■ **Exercise**
Among the lines below, some may contain the string "Always". Say how many do, and give nothing besides the number.

Entries from a dataset of interfaces
⟨

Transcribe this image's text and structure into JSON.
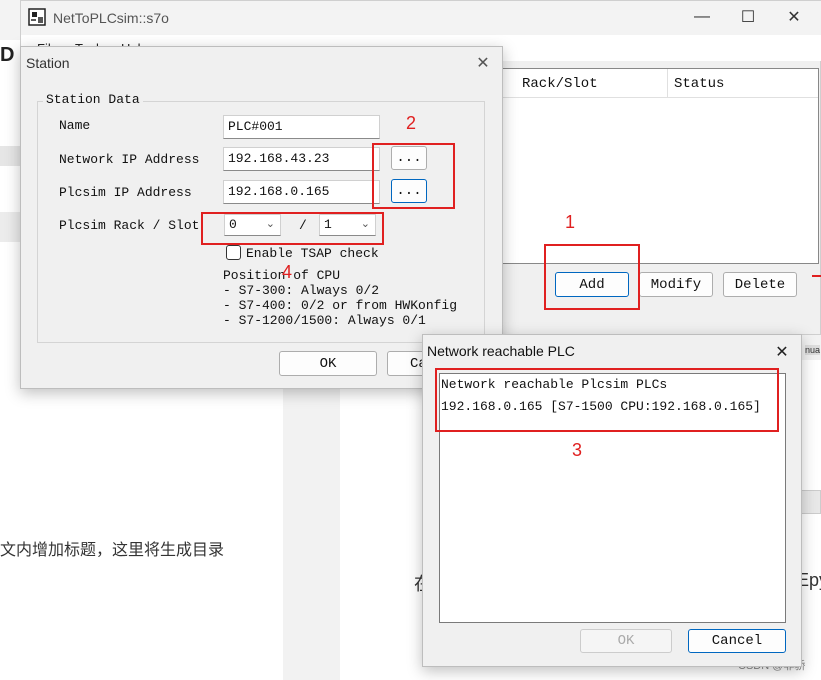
{
  "background": {
    "truncated_heading": "D",
    "cn_text": "文内增加标题，这里将生成目录",
    "right_text_1": "在",
    "right_text_2": "Epy",
    "side_tag": "nua",
    "watermark": "CSDN @非骄"
  },
  "main_window": {
    "title": "NetToPLCsim::s7o",
    "menu": [
      "File",
      "Tools",
      "Help"
    ],
    "controls": {
      "minimize": "—",
      "maximize": "☐",
      "close": "✕"
    },
    "list_columns": [
      "Rack/Slot",
      "Status"
    ],
    "buttons": {
      "add": "Add",
      "modify": "Modify",
      "delete": "Delete"
    }
  },
  "station_dialog": {
    "title": "Station",
    "close": "✕",
    "group_title": "Station Data",
    "name_label": "Name",
    "name_value": "PLC#001",
    "network_ip_label": "Network IP Address",
    "network_ip_value": "192.168.43.23",
    "plcsim_ip_label": "Plcsim IP Address",
    "plcsim_ip_value": "192.168.0.165",
    "browse_label": "...",
    "rack_slot_label": "Plcsim Rack / Slot",
    "rack_value": "0",
    "slot_separator": "/",
    "slot_value": "1",
    "tsap_label": "Enable TSAP check",
    "cpu_info": [
      "Position of CPU",
      "- S7-300: Always 0/2",
      "- S7-400: 0/2 or from HWKonfig",
      "- S7-1200/1500: Always 0/1"
    ],
    "ok_label": "OK",
    "cancel_label": "Ca"
  },
  "network_dialog": {
    "title": "Network reachable PLC",
    "close": "✕",
    "list_header": "Network reachable Plcsim PLCs",
    "items": [
      "192.168.0.165 [S7-1500 CPU:192.168.0.165]"
    ],
    "ok_label": "OK",
    "cancel_label": "Cancel"
  },
  "annotations": [
    "1",
    "2",
    "3",
    "4"
  ],
  "colors": {
    "annotation_red": "#e02020",
    "focus_blue": "#0067c0",
    "dialog_bg": "#f0f0f0"
  }
}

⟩

■ **Solution to this task**
2